Counting task for the data below: how many lines hold the word "What"? Answer with the number only.

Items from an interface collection
= Beginning of Section =
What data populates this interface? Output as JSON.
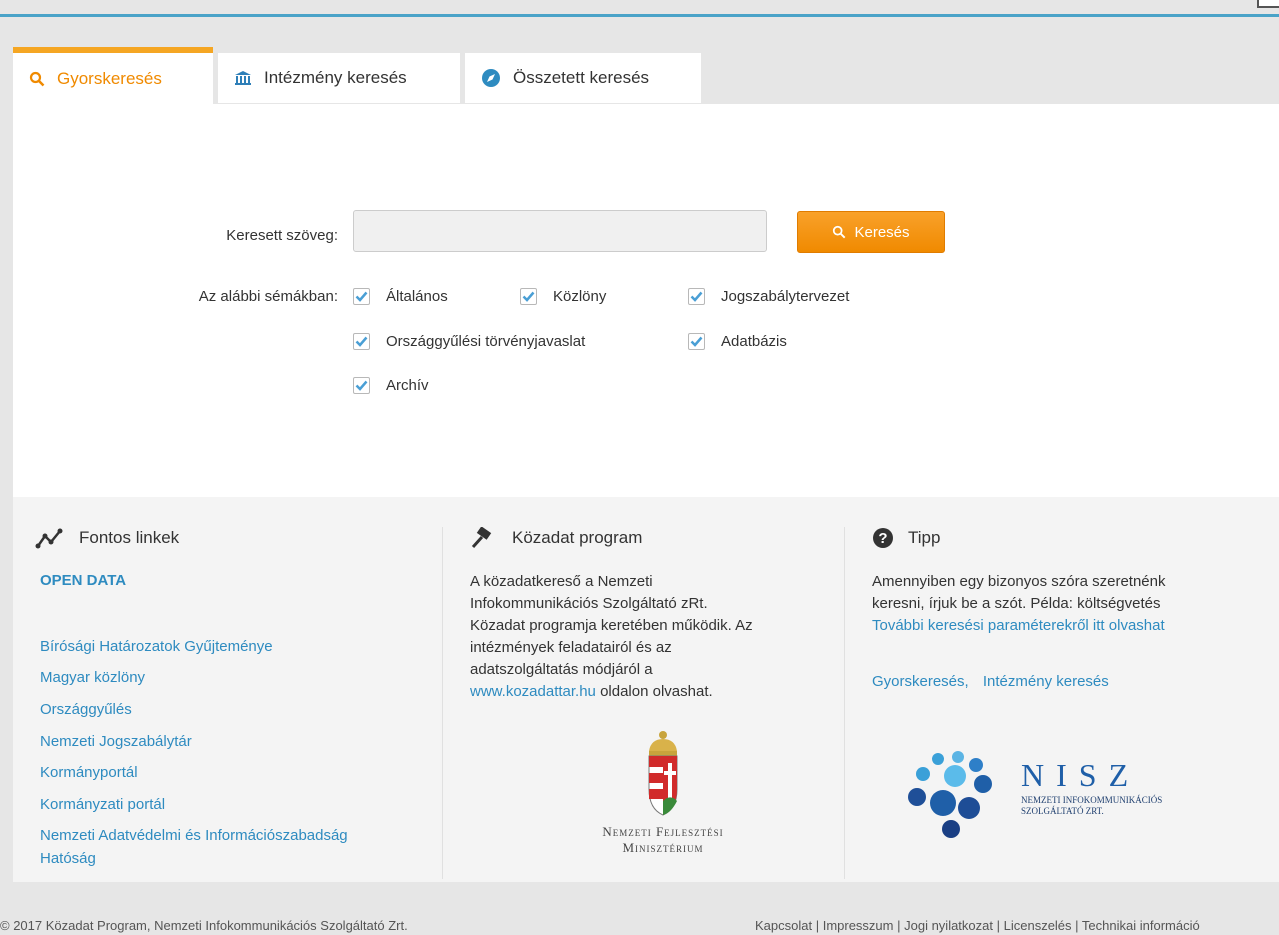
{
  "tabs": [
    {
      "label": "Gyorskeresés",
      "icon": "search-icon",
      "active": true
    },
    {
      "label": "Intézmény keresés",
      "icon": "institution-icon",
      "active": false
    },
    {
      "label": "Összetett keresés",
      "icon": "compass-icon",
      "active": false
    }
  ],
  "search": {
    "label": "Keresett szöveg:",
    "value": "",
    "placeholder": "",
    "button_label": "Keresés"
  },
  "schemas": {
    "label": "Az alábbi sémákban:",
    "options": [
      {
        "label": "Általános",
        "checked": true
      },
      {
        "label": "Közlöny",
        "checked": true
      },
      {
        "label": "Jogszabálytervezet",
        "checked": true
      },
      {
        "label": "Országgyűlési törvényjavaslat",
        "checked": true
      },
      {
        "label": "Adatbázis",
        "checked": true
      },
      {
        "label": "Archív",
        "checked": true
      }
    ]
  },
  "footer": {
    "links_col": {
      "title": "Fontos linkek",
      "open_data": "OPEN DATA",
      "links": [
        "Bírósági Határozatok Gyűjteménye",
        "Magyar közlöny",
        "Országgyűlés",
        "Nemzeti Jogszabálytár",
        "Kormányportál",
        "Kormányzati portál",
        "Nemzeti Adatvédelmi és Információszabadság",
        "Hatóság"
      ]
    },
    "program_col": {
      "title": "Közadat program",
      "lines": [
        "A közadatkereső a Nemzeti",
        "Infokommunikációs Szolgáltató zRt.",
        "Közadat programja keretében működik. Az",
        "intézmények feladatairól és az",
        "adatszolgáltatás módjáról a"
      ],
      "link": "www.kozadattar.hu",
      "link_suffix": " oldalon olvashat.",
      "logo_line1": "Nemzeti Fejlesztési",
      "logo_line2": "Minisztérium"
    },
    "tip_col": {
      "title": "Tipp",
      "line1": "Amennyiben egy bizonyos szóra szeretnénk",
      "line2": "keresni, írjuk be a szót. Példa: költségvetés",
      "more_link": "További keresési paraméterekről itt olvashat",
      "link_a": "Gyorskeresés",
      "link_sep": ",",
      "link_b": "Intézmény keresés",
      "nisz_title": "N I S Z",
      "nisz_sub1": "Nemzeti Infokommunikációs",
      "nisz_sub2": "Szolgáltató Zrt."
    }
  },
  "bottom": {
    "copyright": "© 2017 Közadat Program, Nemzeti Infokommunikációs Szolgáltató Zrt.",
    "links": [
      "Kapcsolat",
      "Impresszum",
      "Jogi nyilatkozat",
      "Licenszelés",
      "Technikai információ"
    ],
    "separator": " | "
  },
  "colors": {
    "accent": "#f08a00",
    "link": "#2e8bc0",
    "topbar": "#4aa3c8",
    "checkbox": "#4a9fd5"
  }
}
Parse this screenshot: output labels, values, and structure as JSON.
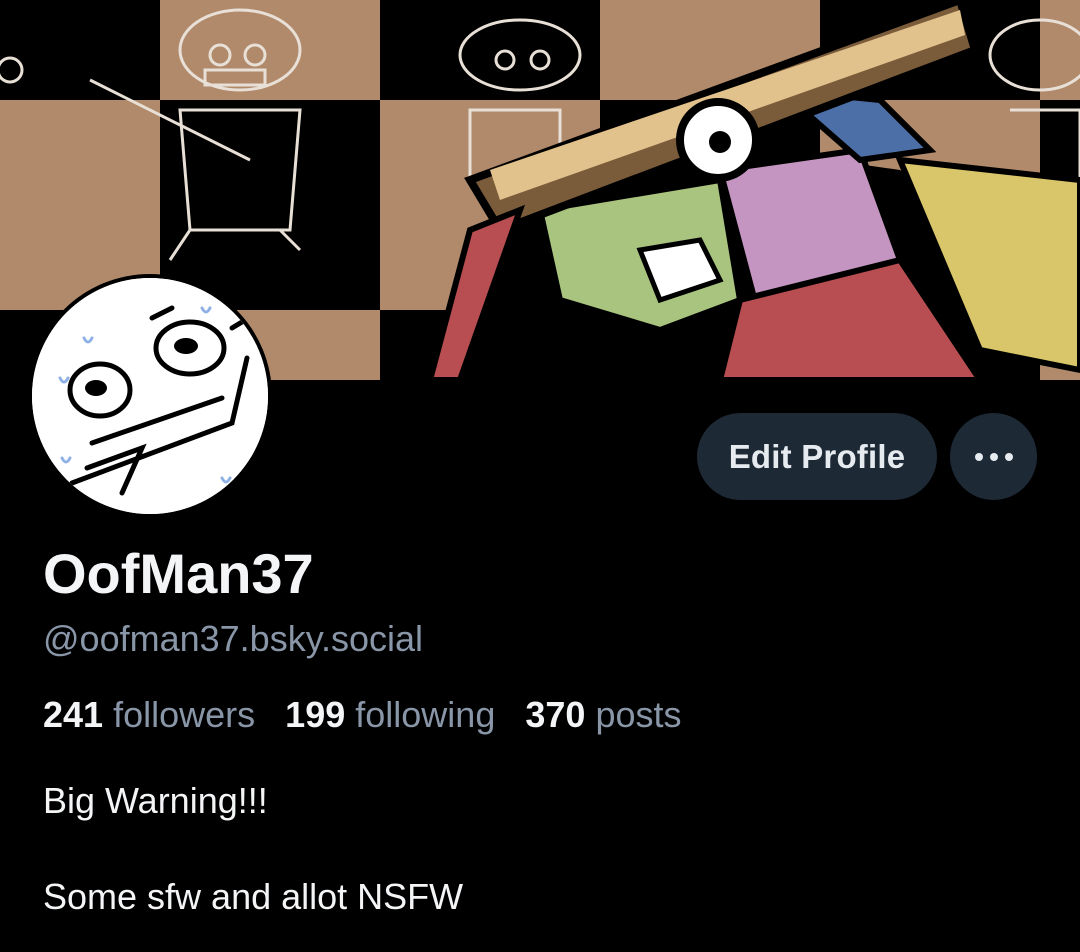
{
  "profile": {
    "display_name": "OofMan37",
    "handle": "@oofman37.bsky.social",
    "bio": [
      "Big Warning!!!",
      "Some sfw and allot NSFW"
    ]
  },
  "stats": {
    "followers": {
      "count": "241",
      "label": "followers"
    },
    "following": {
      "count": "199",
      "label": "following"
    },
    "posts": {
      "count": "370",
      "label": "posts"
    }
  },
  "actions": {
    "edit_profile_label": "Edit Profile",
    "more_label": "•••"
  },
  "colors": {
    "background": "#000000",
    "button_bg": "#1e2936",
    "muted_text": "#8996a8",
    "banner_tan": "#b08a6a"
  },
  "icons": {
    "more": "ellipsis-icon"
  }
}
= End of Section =
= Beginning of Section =
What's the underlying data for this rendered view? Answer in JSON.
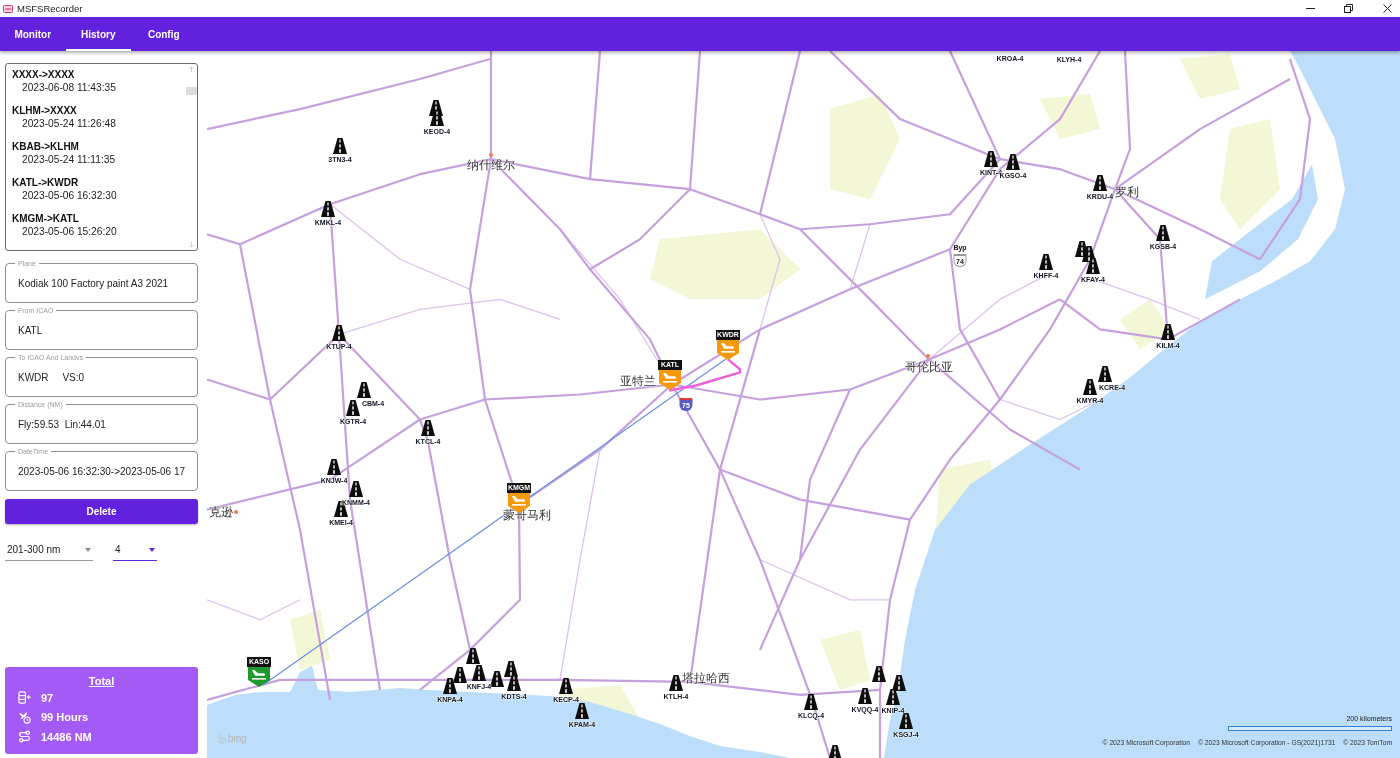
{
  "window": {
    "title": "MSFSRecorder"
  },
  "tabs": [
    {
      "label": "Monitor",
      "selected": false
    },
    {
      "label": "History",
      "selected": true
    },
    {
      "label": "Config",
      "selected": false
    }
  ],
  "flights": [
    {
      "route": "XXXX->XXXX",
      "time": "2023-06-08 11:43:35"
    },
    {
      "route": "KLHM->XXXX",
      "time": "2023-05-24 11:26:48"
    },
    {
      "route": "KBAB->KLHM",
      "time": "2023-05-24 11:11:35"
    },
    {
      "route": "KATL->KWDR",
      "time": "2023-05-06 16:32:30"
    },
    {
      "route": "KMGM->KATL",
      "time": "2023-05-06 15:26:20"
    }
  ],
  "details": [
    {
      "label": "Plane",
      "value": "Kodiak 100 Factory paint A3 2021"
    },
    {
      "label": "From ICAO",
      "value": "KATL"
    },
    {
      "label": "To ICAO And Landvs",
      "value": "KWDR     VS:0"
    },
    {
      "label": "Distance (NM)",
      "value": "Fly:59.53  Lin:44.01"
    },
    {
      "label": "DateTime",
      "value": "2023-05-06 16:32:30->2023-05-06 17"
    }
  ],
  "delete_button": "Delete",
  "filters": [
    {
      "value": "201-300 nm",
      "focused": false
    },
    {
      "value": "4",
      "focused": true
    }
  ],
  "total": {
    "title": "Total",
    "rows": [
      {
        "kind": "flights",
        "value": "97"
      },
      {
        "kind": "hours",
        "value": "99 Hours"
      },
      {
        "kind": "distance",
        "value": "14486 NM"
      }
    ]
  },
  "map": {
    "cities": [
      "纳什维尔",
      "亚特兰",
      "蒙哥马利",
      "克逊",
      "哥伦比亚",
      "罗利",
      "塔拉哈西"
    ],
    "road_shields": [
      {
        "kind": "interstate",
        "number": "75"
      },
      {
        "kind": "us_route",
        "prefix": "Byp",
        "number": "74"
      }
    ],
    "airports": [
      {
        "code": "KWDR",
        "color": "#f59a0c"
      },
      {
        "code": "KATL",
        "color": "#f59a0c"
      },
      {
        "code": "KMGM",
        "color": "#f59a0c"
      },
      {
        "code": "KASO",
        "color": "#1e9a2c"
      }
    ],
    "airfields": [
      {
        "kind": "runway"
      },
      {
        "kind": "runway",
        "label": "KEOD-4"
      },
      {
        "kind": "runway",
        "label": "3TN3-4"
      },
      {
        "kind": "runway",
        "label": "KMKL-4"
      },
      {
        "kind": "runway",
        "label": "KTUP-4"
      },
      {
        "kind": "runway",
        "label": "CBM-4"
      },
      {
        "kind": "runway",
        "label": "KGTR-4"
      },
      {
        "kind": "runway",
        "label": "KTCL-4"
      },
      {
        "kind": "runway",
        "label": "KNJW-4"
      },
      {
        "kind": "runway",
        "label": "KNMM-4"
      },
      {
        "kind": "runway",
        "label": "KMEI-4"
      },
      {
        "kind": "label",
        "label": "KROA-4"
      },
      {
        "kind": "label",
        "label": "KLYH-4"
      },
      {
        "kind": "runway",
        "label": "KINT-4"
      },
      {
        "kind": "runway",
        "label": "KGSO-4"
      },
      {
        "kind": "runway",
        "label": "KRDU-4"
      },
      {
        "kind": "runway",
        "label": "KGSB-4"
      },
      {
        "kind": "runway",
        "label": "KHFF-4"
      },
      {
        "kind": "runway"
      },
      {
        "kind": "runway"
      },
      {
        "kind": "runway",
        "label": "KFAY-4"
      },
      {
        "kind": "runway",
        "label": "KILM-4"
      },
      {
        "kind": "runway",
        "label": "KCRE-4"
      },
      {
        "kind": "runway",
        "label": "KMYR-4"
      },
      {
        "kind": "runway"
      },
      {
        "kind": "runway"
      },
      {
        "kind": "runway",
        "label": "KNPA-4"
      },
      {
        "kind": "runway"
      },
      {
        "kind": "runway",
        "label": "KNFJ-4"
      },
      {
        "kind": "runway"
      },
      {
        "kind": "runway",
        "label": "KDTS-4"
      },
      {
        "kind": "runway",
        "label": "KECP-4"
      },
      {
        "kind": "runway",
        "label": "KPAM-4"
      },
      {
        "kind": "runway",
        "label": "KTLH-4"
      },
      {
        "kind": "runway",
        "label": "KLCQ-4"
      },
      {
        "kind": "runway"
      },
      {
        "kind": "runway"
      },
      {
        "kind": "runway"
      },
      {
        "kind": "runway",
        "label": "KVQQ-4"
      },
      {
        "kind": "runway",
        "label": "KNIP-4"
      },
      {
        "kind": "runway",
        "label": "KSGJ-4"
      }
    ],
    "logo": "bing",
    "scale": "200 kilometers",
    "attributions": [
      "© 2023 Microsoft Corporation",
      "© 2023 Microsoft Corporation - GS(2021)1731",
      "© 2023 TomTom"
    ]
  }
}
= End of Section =
> _Written answer_: 2